Declining Oral Health Affects Patients’ Life Quality, Study Suggests
Oral health affects life quality in adults with Parkinson’s, with oral health worsening with disease progression and resulting in a related greater decline in quality of life than is evident in adults of similar age without this disorder, a small study from the Netherlands reports.
Motor difficulties impacting daily living activities, a worsening in oral hygiene, tooth wear, and burning mouth syndrome were all associated with a poorer oral health-related quality of life.
Dentists need be attentive that care is given to help prevent further deterioration in oral health and life quality for these patients, its researchers noted.
The study “Oral Health-Related Quality of Life in Patients with Parkinson’s Disease” was published in the Journal of Oral Rehabilitation.
Oral health is affected by Parkinson’s disease, with issues such as dry mouth (a condition called xerostomia), drooling, and difficulties in swallowing.
Scientists at the Academic Centre for Dentistry Amsterdam set out to do what they reported would be a first study of oral health-related quality of life in Parkinson’s patients living in the Netherlands, and factors that may associate with it.
Increasing difficulties with movement and motor control over time can limit oral hygiene, the team noted, which “can increase the incidence of dental pathology, resulting in, for example, dental pain and, therefore, reduced quality of life.”
These scientists evaluated oral health-related quality of life in 341 Parkinson’s patients (mean age, 65.5) compared with that reported by 411 adults without Parkinson’s (mean age, 62.6), who served as controls.
Oral health-related quality of life was assessed using the Dutch 14-item version of the Oral Health Impact Profile (OHIP-14), a validated questionnaire whose 14 items are scored by responses ranging from one (never) to five (very often). Higher scores indicate a worse oral health-related quality of life.
Parkinson’s patients had significantly higher scores on the OHIP-14 — indicative of poorer oral health — when compared with controls (mean of 19.1 vs 16.5), an analysis of results showed.
Mean OHIP-14 scores were also three points higher among patients younger than 75 compared with mean scores of those 75 or older. But this difference was not statistically significant, meaning it could be do to chance.

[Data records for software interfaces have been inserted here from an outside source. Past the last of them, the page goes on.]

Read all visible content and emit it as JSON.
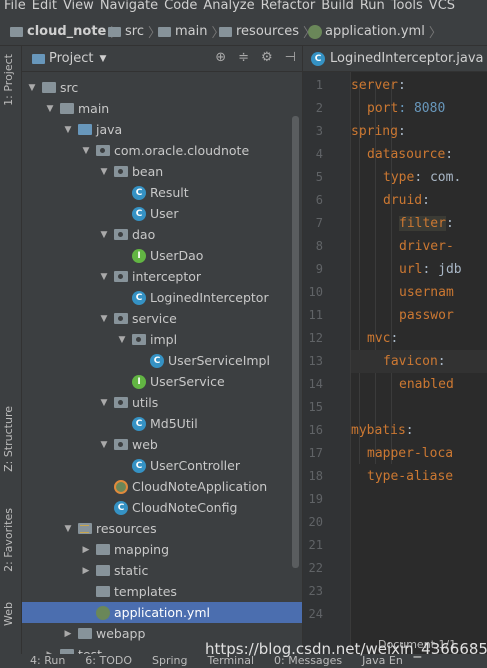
{
  "menu": [
    "File",
    "Edit",
    "View",
    "Navigate",
    "Code",
    "Analyze",
    "Refactor",
    "Build",
    "Run",
    "Tools",
    "VCS"
  ],
  "breadcrumb": [
    {
      "label": "cloud_note"
    },
    {
      "label": "src"
    },
    {
      "label": "main"
    },
    {
      "label": "resources"
    },
    {
      "label": "application.yml"
    }
  ],
  "left_tabs": {
    "project": "1: Project",
    "structure": "Z: Structure",
    "favorites": "2: Favorites",
    "web": "Web"
  },
  "project_panel": {
    "title": "Project"
  },
  "tree": [
    {
      "label": "src",
      "depth": 1,
      "arrow": "▼",
      "icon": "folder"
    },
    {
      "label": "main",
      "depth": 2,
      "arrow": "▼",
      "icon": "folder"
    },
    {
      "label": "java",
      "depth": 3,
      "arrow": "▼",
      "icon": "folder-blue"
    },
    {
      "label": "com.oracle.cloudnote",
      "depth": 4,
      "arrow": "▼",
      "icon": "package"
    },
    {
      "label": "bean",
      "depth": 5,
      "arrow": "▼",
      "icon": "package"
    },
    {
      "label": "Result",
      "depth": 6,
      "arrow": "",
      "icon": "class"
    },
    {
      "label": "User",
      "depth": 6,
      "arrow": "",
      "icon": "class"
    },
    {
      "label": "dao",
      "depth": 5,
      "arrow": "▼",
      "icon": "package"
    },
    {
      "label": "UserDao",
      "depth": 6,
      "arrow": "",
      "icon": "interface"
    },
    {
      "label": "interceptor",
      "depth": 5,
      "arrow": "▼",
      "icon": "package"
    },
    {
      "label": "LoginedInterceptor",
      "depth": 6,
      "arrow": "",
      "icon": "class"
    },
    {
      "label": "service",
      "depth": 5,
      "arrow": "▼",
      "icon": "package"
    },
    {
      "label": "impl",
      "depth": 6,
      "arrow": "▼",
      "icon": "package"
    },
    {
      "label": "UserServiceImpl",
      "depth": 7,
      "arrow": "",
      "icon": "class"
    },
    {
      "label": "UserService",
      "depth": 6,
      "arrow": "",
      "icon": "interface"
    },
    {
      "label": "utils",
      "depth": 5,
      "arrow": "▼",
      "icon": "package"
    },
    {
      "label": "Md5Util",
      "depth": 6,
      "arrow": "",
      "icon": "class"
    },
    {
      "label": "web",
      "depth": 5,
      "arrow": "▼",
      "icon": "package"
    },
    {
      "label": "UserController",
      "depth": 6,
      "arrow": "",
      "icon": "class"
    },
    {
      "label": "CloudNoteApplication",
      "depth": 5,
      "arrow": "",
      "icon": "spring"
    },
    {
      "label": "CloudNoteConfig",
      "depth": 5,
      "arrow": "",
      "icon": "class"
    },
    {
      "label": "resources",
      "depth": 3,
      "arrow": "▼",
      "icon": "resources"
    },
    {
      "label": "mapping",
      "depth": 4,
      "arrow": "▶",
      "icon": "folder"
    },
    {
      "label": "static",
      "depth": 4,
      "arrow": "▶",
      "icon": "folder"
    },
    {
      "label": "templates",
      "depth": 4,
      "arrow": "",
      "icon": "folder"
    },
    {
      "label": "application.yml",
      "depth": 4,
      "arrow": "",
      "icon": "yml",
      "selected": true
    },
    {
      "label": "webapp",
      "depth": 3,
      "arrow": "▶",
      "icon": "folder"
    },
    {
      "label": "test",
      "depth": 2,
      "arrow": "▶",
      "icon": "folder"
    }
  ],
  "editor_tab": {
    "label": "LoginedInterceptor.java"
  },
  "line_numbers": [
    "1",
    "2",
    "3",
    "4",
    "5",
    "6",
    "7",
    "8",
    "9",
    "10",
    "11",
    "12",
    "13",
    "14",
    "15",
    "16",
    "17",
    "18",
    "19",
    "20",
    "21",
    "22",
    "23",
    "24"
  ],
  "code_lines": [
    {
      "indent": 0,
      "key": "server",
      "rest": ":"
    },
    {
      "indent": 1,
      "key": "port",
      "rest": ": 8080"
    },
    {
      "indent": 0,
      "key": "spring",
      "rest": ":"
    },
    {
      "indent": 1,
      "key": "datasource",
      "rest": ":"
    },
    {
      "indent": 2,
      "key": "type",
      "rest": ": com."
    },
    {
      "indent": 2,
      "key": "druid",
      "rest": ":"
    },
    {
      "indent": 3,
      "key": "filter",
      "rest": ":"
    },
    {
      "indent": 3,
      "key": "driver-",
      "rest": ""
    },
    {
      "indent": 3,
      "key": "url",
      "rest": ": jdb"
    },
    {
      "indent": 3,
      "key": "usernam",
      "rest": ""
    },
    {
      "indent": 3,
      "key": "passwor",
      "rest": ""
    },
    {
      "indent": 1,
      "key": "mvc",
      "rest": ":"
    },
    {
      "indent": 2,
      "key": "favicon",
      "rest": ":"
    },
    {
      "indent": 3,
      "key": "enabled",
      "rest": ""
    },
    {
      "indent": 0,
      "key": "",
      "rest": ""
    },
    {
      "indent": 0,
      "key": "mybatis",
      "rest": ":"
    },
    {
      "indent": 1,
      "key": "mapper-loca",
      "rest": ""
    },
    {
      "indent": 1,
      "key": "type-aliase",
      "rest": ""
    }
  ],
  "bottom_tabs": [
    "4: Run",
    "6: TODO",
    "Spring",
    "Terminal",
    "0: Messages",
    "Java En"
  ],
  "doc_label": "Document 1/1",
  "watermark": "https://blog.csdn.net/weixin_43666859"
}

Several factors were seen in further analyses to significantly correlate in an inverse or negative way with oral health-related life quality. These included motor symptoms affecting daily life experiences, a worsening of oral health during the disease’s course, tooth wear, and possible burning mouth syndrome (a permanent burning sensation in the mouth without an obvious cause).
Being “dentate,” which refers to having a sufficient set of teeth, including teeth with serrated edges, associated with a better oral-health quality of life.
“Although problems concerning oral health are probably subordinate to other problems present in PD [Parkinson’s disease] patients, this article suggests that the OHRQoL [oral health-related quality of life] may be impaired in patients with PD,” the researchers wrote.
“By being aware of this, dentists may be more alert and thus improve PD patients’ oral health to prevent further deterioration of their OHRQoL,” they concluded.